Problem details -> Your task is to print all of the data word for word.

[Records from a dataset]
++++

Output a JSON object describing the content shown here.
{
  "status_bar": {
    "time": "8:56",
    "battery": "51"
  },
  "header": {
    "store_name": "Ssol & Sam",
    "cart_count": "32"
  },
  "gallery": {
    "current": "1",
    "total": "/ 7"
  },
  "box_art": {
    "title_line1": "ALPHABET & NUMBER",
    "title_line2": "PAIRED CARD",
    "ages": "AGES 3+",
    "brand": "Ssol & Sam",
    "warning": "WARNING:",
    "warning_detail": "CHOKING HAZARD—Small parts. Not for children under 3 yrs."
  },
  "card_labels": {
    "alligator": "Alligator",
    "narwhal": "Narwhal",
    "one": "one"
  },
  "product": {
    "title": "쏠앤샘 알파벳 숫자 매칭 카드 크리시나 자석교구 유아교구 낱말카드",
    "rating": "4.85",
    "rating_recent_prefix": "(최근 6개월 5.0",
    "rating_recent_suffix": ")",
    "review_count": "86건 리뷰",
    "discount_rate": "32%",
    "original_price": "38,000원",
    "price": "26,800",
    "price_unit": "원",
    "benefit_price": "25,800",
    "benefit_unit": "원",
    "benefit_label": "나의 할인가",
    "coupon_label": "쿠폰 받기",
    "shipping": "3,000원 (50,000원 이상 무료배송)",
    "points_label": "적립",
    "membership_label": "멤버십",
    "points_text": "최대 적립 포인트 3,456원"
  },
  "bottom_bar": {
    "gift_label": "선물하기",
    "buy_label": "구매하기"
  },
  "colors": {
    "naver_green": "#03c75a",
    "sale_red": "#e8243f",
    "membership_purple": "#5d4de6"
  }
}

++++

Response to this exercise ->
Output a JSON object describing the content shown here.
{
  "status_bar": {
    "time": "8:56",
    "battery": "51"
  },
  "header": {
    "store_name": "Ssol & Sam",
    "cart_count": "32"
  },
  "gallery": {
    "current": "1",
    "total": "/ 7"
  },
  "box_art": {
    "title_line1": "ALPHABET & NUMBER",
    "title_line2": "PAIRED CARD",
    "ages": "AGES 3+",
    "brand": "Ssol & Sam",
    "warning": "WARNING:",
    "warning_detail": "CHOKING HAZARD—Small parts. Not for children under 3 yrs."
  },
  "card_labels": {
    "alligator": "Alligator",
    "narwhal": "Narwhal",
    "one": "one"
  },
  "product": {
    "title": "쏠앤샘 알파벳 숫자 매칭 카드 크리시나 자석교구 유아교구 낱말카드",
    "rating": "4.85",
    "rating_recent_prefix": "(최근 6개월 5.0",
    "rating_recent_suffix": ")",
    "review_count": "86건 리뷰",
    "discount_rate": "32%",
    "original_price": "38,000원",
    "price": "26,800",
    "price_unit": "원",
    "benefit_price": "25,800",
    "benefit_unit": "원",
    "benefit_label": "나의 할인가",
    "coupon_label": "쿠폰 받기",
    "shipping": "3,000원 (50,000원 이상 무료배송)",
    "points_label": "적립",
    "membership_label": "멤버십",
    "points_text": "최대 적립 포인트 3,456원"
  },
  "bottom_bar": {
    "gift_label": "선물하기",
    "buy_label": "구매하기"
  },
  "colors": {
    "naver_green": "#03c75a",
    "sale_red": "#e8243f",
    "membership_purple": "#5d4de6"
  }
}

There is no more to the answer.